Growing Carrots – All About How to Grow Carrots
How to Grow Carrots
Daucus carota sativa
The carrot is a splendid vegetable for small gardens or for growing in tubs and other large containers. Growing carrots in containers, themixture can easily be controlled, and even in small, odd patches of ground it is not much trouble to provide the stone-free, light, but rich soil in which carrots thrive. Some varieties are recommended for growing on shallow soils; but as the only reason for this is their short length (or roundness, as in the ‘Early French Frame’ type), it is a better proposition to prepare your planting site well and get a decent-sized carrot out of it.

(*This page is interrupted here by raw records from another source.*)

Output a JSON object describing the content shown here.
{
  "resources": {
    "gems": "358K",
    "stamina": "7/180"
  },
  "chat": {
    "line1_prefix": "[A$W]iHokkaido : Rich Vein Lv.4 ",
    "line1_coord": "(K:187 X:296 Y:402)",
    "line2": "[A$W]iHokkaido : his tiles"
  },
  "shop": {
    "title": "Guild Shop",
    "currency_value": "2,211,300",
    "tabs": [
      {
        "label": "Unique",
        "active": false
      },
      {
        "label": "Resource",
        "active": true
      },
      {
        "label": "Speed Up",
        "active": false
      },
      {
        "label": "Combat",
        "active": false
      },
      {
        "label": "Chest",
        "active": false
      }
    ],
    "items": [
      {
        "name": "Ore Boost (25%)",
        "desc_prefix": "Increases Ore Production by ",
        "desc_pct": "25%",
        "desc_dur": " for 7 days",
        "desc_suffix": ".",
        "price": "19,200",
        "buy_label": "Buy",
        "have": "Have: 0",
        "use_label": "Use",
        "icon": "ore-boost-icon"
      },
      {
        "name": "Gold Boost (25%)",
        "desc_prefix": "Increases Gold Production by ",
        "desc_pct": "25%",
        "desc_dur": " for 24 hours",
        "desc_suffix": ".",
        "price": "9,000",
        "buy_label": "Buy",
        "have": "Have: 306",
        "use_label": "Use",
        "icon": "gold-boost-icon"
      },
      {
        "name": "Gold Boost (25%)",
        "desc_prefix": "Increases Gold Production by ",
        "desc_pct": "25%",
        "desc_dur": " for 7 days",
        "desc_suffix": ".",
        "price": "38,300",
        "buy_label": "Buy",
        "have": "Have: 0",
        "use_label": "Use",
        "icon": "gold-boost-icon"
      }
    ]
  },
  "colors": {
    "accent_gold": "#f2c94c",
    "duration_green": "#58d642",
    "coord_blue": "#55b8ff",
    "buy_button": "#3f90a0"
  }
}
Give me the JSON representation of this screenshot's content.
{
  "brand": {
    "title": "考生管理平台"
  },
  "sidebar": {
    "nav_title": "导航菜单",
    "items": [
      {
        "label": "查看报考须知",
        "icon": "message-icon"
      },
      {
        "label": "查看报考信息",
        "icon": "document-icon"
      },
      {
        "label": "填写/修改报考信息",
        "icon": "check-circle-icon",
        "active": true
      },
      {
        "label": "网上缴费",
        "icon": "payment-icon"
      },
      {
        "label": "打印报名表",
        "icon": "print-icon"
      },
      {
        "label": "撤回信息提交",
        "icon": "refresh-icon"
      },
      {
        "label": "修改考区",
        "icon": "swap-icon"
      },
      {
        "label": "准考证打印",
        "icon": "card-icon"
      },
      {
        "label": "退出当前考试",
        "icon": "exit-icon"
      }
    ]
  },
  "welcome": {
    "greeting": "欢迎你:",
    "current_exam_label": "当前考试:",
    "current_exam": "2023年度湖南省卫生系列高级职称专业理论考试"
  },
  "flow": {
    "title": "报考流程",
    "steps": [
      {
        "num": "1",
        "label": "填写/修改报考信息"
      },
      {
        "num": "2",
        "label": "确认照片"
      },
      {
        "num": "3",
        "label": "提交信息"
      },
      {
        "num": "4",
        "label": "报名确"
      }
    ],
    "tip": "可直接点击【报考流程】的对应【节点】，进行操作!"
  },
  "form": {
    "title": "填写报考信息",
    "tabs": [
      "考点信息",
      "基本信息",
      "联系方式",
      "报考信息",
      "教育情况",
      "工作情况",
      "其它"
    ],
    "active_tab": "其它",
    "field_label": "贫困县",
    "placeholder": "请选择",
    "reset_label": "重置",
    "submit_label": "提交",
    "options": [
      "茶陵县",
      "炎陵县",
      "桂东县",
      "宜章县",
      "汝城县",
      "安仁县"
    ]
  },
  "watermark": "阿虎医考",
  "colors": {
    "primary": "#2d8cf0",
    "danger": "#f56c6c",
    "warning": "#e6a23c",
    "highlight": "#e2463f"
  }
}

Carrots are classified, according to root shape and size, as stump-rooted, long, intermediate, and so on. The short, stump-rooted varieties are useful for early crops, usually brought forward by protection under a cloche or in a cold frame; the lighter the soil, the longer the carrot type that may be grown. (Strange-shaped carrots sometimes make the headlines; their formation is usually due either to the root striking a stone or to the use of too-fresh manure.)
When growing carrots in warmer areas, you should sow from March onwards (or from February if protection is provided) and in colder ones from April. The seeds are large enough to handle individually, and in small plots this is worth doing. Sow a few at a time at intervals of about 3 weeks so as to get a succession of carrots; they should be sown, in rows or blocks, at a depth of 12-20 mm (½-¾ in) and 100-150 mm (4-6) apart depending on root type.
Light soil should be improved, for growing carrots, by the addition of peat and very well-matured compost dug in as early as possible in the autumn. Heavier soils can be used if they have been well composted for a previous crop; but they should also be dug in the autumn and lightened with theaddition of peat and sharp sand. Soil for half-tubs or other deep containers may be prepared on the above principles; but it may be easier to buy prepared soil, such as John Inns 2 or 3, and ‘improve’ it with sharp sand and peat in proportions of 7 parts prepared soil, 2-3 parts peat, and 1 part sharp sand. Then sprinkle on a dusting of general fertiliser and fork it in. Leave the soil for a month, keeping it moist if the weather is unexpectedly dry.
If the seeds were sown thinly enough, no thinning will be necessary when the seedlings emerge. If more than one seedling emerges from a single growing point, retain only the strongest one and firm the soil again. Remove the unwanted plants from the site as the scent of crushed foliage attracts the carrot-root fly. When the seedlings are 40-50 mm (1-½ – 2 in) high, heap a little soil around the root; this will help prevent development of green-topped roots.
The carrot-root fly is the major pest of carrots. Its grubs burrow into the roots and ruin them. They can be controlled to some extent with bromophos or other suitable insecticides, which should be sprinkled into the soil when sowing.
Harvest as required. A surplus of the larger-rooted varieties may be pulled in late autumn and early winter for storing in boxes of sand kept in a cool but frost-free shed. Cut off the leaves before boxing.
Recommended varieties: (all suitable for freezing) ‘Amsterdam Forcing’ (selected strains such as ‘Amstel’ and ‘Sweetheart’), stump-rooted, early, suitable for forcing; ‘Chantenay Red Cored’ (selected strains such as ‘Royal Chantenay’ and ‘Supreme’), stump-rooted, main crop; ‘Guerande’ (’Oxheart’), large-shouldered, stump-rooted variety suitable for forcing, fine flavour; ‘Juared’ (’Juwarot’), excellent flavour, suitable for storing; ‘Nantes’ (selected strains such as ‘Express’ and ‘Tiptop’), suitable for early, late, and forcing
Site: Not too shady
Soil: Light, stone-free, rich
Sow: From March in the open; from February if protected
Harvest: When required